From Al.com's John Talty comes a look at why, exactly, no other schools within UAB's conference have followed in UAB Blazer footsteps in ending their football programs.
Most of it is really common sense, reasons that we've discussed here before:
"There are only about 20 programs in the country that actually have a return on investment in tangible terms where they make more than they spend," DuBois told AL.com. "I'm not naïve enough to believe we'll ever see a tangible return on investment in the sense we'll have net profit beyond what we pay."
There you have it. Charlotte's feasibility study did not include "how much money will this make us," but merely "will it be an expense small enough for us to tolerate given everything else it creates."
These two gentlemen (Charlotte chancellor Philip DuBois and Western Kentucky president Gary Randsell) made some other great points (stop me if you've heard these before):
"I wish there was a chemistry or accounting or music section in every paper in every newsstand every day," Ransdell said. "But what we do know is there is a sport section and it's my responsibility to make sure my university is in the news for the right reasons and we continue to build a brand in ways that makes us attractive for students, faculty and staff. The athletic dynamic is of relevant, perhaps even important, part of that equation. You'd be naïve to think otherwise."
This is a great point - though perhaps it could be argued that, along the lines of "all press is good press," Watts and the Board of Trustees have actually done the football program a great service by cancelling it, given all the support and media coverage that has happened since.
Sard Verbinnen, the PR firm behind all of this, included in their assessment of the actions UAB should take the assumption that there was a high probability of other schools taking the same action.
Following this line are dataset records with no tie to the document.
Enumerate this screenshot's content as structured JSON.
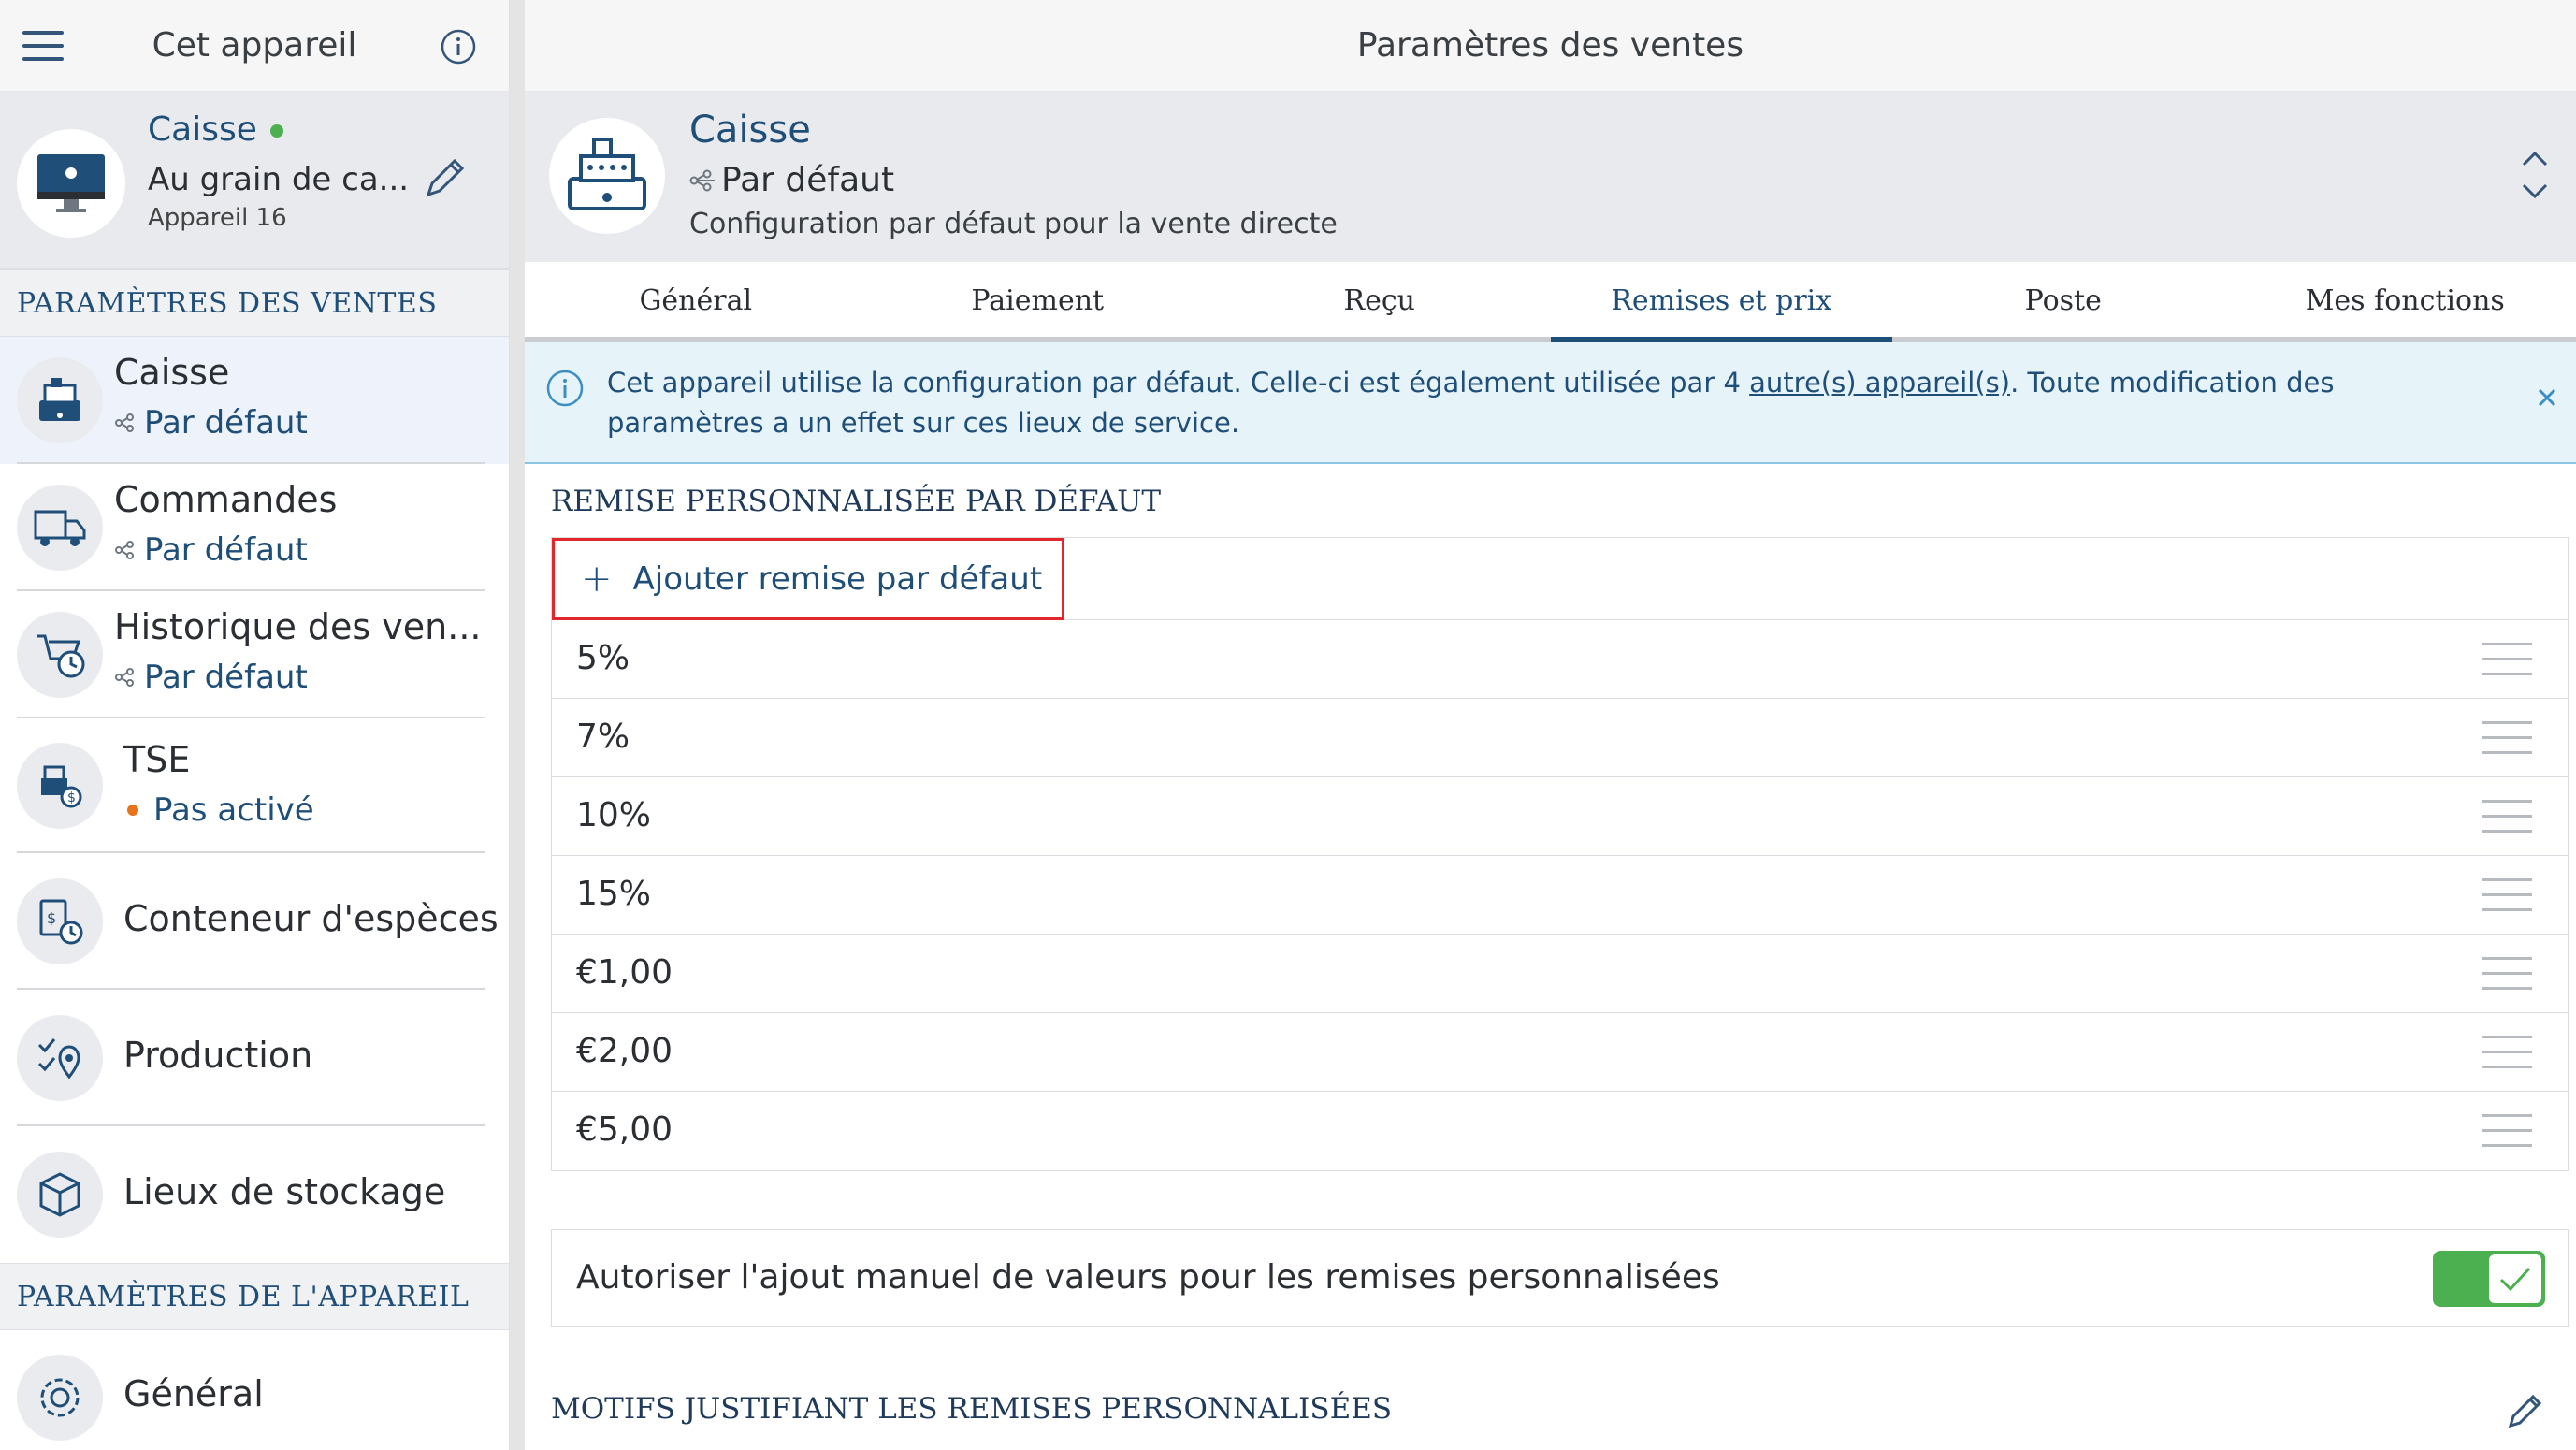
{
  "left": {
    "title": "Cet appareil",
    "device": {
      "name": "Caisse",
      "location": "Au grain de ca...",
      "number": "Appareil 16",
      "status_color": "#4caf50"
    },
    "sales_section_title": "PARAMÈTRES DES VENTES",
    "nav_items": [
      {
        "label": "Caisse",
        "sub": "Par défaut",
        "icon": "cash-register-icon"
      },
      {
        "label": "Commandes",
        "sub": "Par défaut",
        "icon": "delivery-truck-icon"
      },
      {
        "label": "Historique des ven...",
        "sub": "Par défaut",
        "icon": "sales-history-icon"
      },
      {
        "label": "TSE",
        "sub": "Pas activé",
        "icon": "tse-icon"
      },
      {
        "label": "Conteneur d'espèces",
        "icon": "cash-container-icon"
      },
      {
        "label": "Production",
        "icon": "production-icon"
      },
      {
        "label": "Lieux de stockage",
        "icon": "storage-icon"
      }
    ],
    "device_section_title": "PARAMÈTRES DE L'APPAREIL",
    "general_label": "Général"
  },
  "right": {
    "title": "Paramètres des ventes",
    "config": {
      "title": "Caisse",
      "profile": "Par défaut",
      "description": "Configuration par défaut pour la vente directe"
    },
    "tabs": [
      "Général",
      "Paiement",
      "Reçu",
      "Remises et prix",
      "Poste",
      "Mes fonctions"
    ],
    "active_tab": "Remises et prix",
    "banner": {
      "text_before": "Cet appareil utilise la configuration par défaut. Celle-ci est également utilisée par 4 ",
      "link": "autre(s) appareil(s)",
      "text_after": ". Toute modification des paramètres a un effet sur ces lieux de service."
    },
    "discount_section_title": "REMISE PERSONNALISÉE PAR DÉFAUT",
    "add_label": "Ajouter remise par défaut",
    "discounts": [
      "5%",
      "7%",
      "10%",
      "15%",
      "€1,00",
      "€2,00",
      "€5,00"
    ],
    "toggle_label": "Autoriser l'ajout manuel de valeurs pour les remises personnalisées",
    "toggle_on": true,
    "reasons_section_title": "MOTIFS JUSTIFIANT LES REMISES PERSONNALISÉES"
  },
  "colors": {
    "accent": "#1f4e79",
    "highlight": "#e3262b",
    "toggle_on": "#4caf50",
    "warning_dot": "#e8731a"
  }
}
They were wrong, but even if they weren't, this isn't about to become a trend and won't be one until "10, 12 0r 15 (disband football)," Randsell said.
"You are known by the company you keep," (Randsell) said. "We wanted to be in the FBS neighborhood, which by and large with Ivy League as an exception, are the nation's generally perceived best institutions - strongest, largest, best funded, graduate programs, research, etc. Making the athletic move was an important part of that strategy at that time."
There you have it. We're talking about priorities, and how much you value the same athletics programs everyone else does as an integral part of the students' quality of life and collegiate experience.
That's right, UAB students, just be happy you've got soccer and basketball. I enjoy how the other shoe just keeps repeatedly dropping here.